Each record must be reproduced exactly as it is shown.

> Stored entries:

□ □ □ □ □ □ □

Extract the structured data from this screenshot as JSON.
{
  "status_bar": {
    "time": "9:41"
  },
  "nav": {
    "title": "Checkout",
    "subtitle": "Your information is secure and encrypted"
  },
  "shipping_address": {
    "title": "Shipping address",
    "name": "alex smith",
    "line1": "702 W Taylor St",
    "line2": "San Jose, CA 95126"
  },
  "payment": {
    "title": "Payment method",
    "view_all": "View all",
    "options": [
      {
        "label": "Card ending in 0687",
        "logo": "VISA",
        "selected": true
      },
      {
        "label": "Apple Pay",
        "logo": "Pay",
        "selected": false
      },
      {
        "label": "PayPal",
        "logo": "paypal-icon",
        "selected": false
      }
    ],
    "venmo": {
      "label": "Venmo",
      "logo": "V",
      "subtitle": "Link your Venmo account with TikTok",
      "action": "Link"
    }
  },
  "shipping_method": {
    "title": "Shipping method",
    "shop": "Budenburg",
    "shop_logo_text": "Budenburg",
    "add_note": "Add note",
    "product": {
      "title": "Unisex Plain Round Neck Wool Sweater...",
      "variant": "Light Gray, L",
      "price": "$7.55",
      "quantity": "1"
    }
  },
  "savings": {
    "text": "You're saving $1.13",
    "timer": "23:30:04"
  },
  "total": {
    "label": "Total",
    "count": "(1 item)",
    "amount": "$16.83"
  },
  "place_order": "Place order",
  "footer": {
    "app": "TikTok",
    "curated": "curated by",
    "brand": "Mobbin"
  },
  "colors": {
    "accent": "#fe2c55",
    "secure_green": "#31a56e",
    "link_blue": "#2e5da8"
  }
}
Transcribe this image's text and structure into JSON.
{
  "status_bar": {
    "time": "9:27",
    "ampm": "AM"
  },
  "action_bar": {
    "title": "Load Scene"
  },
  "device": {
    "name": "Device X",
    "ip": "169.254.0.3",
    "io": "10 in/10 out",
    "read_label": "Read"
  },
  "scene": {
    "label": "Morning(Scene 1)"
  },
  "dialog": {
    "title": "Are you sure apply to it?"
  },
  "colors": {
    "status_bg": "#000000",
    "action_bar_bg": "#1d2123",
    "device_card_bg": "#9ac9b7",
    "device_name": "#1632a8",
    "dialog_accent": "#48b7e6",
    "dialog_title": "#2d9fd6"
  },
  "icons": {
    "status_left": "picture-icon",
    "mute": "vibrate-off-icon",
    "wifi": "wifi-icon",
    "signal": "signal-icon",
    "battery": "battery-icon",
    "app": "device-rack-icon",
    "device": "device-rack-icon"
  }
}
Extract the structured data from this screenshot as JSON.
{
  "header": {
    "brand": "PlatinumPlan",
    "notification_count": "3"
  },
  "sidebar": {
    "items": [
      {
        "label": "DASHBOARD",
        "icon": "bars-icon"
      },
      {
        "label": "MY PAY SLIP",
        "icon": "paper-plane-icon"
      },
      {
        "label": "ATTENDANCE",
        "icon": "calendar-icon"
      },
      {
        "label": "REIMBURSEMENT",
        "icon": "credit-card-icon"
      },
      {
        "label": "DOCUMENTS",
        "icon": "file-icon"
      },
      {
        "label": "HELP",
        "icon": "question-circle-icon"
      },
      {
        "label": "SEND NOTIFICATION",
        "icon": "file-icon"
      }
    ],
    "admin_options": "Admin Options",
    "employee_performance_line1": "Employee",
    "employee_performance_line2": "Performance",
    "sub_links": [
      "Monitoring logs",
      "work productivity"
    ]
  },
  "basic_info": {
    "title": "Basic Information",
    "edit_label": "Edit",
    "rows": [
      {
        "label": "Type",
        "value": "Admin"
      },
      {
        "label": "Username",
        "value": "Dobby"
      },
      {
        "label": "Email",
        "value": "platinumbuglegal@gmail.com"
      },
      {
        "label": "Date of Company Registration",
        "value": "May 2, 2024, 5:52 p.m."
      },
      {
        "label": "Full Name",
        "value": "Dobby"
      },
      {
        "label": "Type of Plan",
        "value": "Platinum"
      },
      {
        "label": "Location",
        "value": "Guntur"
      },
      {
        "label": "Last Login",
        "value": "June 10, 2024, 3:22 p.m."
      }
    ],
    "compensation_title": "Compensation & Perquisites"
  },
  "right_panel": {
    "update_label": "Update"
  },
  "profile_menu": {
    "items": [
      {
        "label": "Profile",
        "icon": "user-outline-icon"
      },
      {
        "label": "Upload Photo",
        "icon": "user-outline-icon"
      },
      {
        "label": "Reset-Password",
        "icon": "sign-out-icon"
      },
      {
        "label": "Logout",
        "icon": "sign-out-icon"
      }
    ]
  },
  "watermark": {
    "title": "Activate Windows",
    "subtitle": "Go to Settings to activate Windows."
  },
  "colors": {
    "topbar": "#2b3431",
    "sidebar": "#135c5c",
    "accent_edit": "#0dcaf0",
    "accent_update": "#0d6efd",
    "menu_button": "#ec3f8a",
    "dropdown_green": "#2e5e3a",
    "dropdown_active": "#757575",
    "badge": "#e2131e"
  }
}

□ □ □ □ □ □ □

> Output of the task:
Extract the structured data from this screenshot as JSON.
{
  "status_bar": {
    "time": "9:41"
  },
  "nav": {
    "title": "Checkout",
    "subtitle": "Your information is secure and encrypted"
  },
  "shipping_address": {
    "title": "Shipping address",
    "name": "alex smith",
    "line1": "702 W Taylor St",
    "line2": "San Jose, CA 95126"
  },
  "payment": {
    "title": "Payment method",
    "view_all": "View all",
    "options": [
      {
        "label": "Card ending in 0687",
        "logo": "VISA",
        "selected": true
      },
      {
        "label": "Apple Pay",
        "logo": "Pay",
        "selected": false
      },
      {
        "label": "PayPal",
        "logo": "paypal-icon",
        "selected": false
      }
    ],
    "venmo": {
      "label": "Venmo",
      "logo": "V",
      "subtitle": "Link your Venmo account with TikTok",
      "action": "Link"
    }
  },
  "shipping_method": {
    "title": "Shipping method",
    "shop": "Budenburg",
    "shop_logo_text": "Budenburg",
    "add_note": "Add note",
    "product": {
      "title": "Unisex Plain Round Neck Wool Sweater...",
      "variant": "Light Gray, L",
      "price": "$7.55",
      "quantity": "1"
    }
  },
  "savings": {
    "text": "You're saving $1.13",
    "timer": "23:30:04"
  },
  "total": {
    "label": "Total",
    "count": "(1 item)",
    "amount": "$16.83"
  },
  "place_order": "Place order",
  "footer": {
    "app": "TikTok",
    "curated": "curated by",
    "brand": "Mobbin"
  },
  "colors": {
    "accent": "#fe2c55",
    "secure_green": "#31a56e",
    "link_blue": "#2e5da8"
  }
}
Transcribe this image's text and structure into JSON.
{
  "status_bar": {
    "time": "9:27",
    "ampm": "AM"
  },
  "action_bar": {
    "title": "Load Scene"
  },
  "device": {
    "name": "Device X",
    "ip": "169.254.0.3",
    "io": "10 in/10 out",
    "read_label": "Read"
  },
  "scene": {
    "label": "Morning(Scene 1)"
  },
  "dialog": {
    "title": "Are you sure apply to it?"
  },
  "colors": {
    "status_bg": "#000000",
    "action_bar_bg": "#1d2123",
    "device_card_bg": "#9ac9b7",
    "device_name": "#1632a8",
    "dialog_accent": "#48b7e6",
    "dialog_title": "#2d9fd6"
  },
  "icons": {
    "status_left": "picture-icon",
    "mute": "vibrate-off-icon",
    "wifi": "wifi-icon",
    "signal": "signal-icon",
    "battery": "battery-icon",
    "app": "device-rack-icon",
    "device": "device-rack-icon"
  }
}
Extract the structured data from this screenshot as JSON.
{
  "header": {
    "brand": "PlatinumPlan",
    "notification_count": "3"
  },
  "sidebar": {
    "items": [
      {
        "label": "DASHBOARD",
        "icon": "bars-icon"
      },
      {
        "label": "MY PAY SLIP",
        "icon": "paper-plane-icon"
      },
      {
        "label": "ATTENDANCE",
        "icon": "calendar-icon"
      },
      {
        "label": "REIMBURSEMENT",
        "icon": "credit-card-icon"
      },
      {
        "label": "DOCUMENTS",
        "icon": "file-icon"
      },
      {
        "label": "HELP",
        "icon": "question-circle-icon"
      },
      {
        "label": "SEND NOTIFICATION",
        "icon": "file-icon"
      }
    ],
    "admin_options": "Admin Options",
    "employee_performance_line1": "Employee",
    "employee_performance_line2": "Performance",
    "sub_links": [
      "Monitoring logs",
      "work productivity"
    ]
  },
  "basic_info": {
    "title": "Basic Information",
    "edit_label": "Edit",
    "rows": [
      {
        "label": "Type",
        "value": "Admin"
      },
      {
        "label": "Username",
        "value": "Dobby"
      },
      {
        "label": "Email",
        "value": "platinumbuglegal@gmail.com"
      },
      {
        "label": "Date of Company Registration",
        "value": "May 2, 2024, 5:52 p.m."
      },
      {
        "label": "Full Name",
        "value": "Dobby"
      },
      {
        "label": "Type of Plan",
        "value": "Platinum"
      },
      {
        "label": "Location",
        "value": "Guntur"
      },
      {
        "label": "Last Login",
        "value": "June 10, 2024, 3:22 p.m."
      }
    ],
    "compensation_title": "Compensation & Perquisites"
  },
  "right_panel": {
    "update_label": "Update"
  },
  "profile_menu": {
    "items": [
      {
        "label": "Profile",
        "icon": "user-outline-icon"
      },
      {
        "label": "Upload Photo",
        "icon": "user-outline-icon"
      },
      {
        "label": "Reset-Password",
        "icon": "sign-out-icon"
      },
      {
        "label": "Logout",
        "icon": "sign-out-icon"
      }
    ]
  },
  "watermark": {
    "title": "Activate Windows",
    "subtitle": "Go to Settings to activate Windows."
  },
  "colors": {
    "topbar": "#2b3431",
    "sidebar": "#135c5c",
    "accent_edit": "#0dcaf0",
    "accent_update": "#0d6efd",
    "menu_button": "#ec3f8a",
    "dropdown_green": "#2e5e3a",
    "dropdown_active": "#757575",
    "badge": "#e2131e"
  }
}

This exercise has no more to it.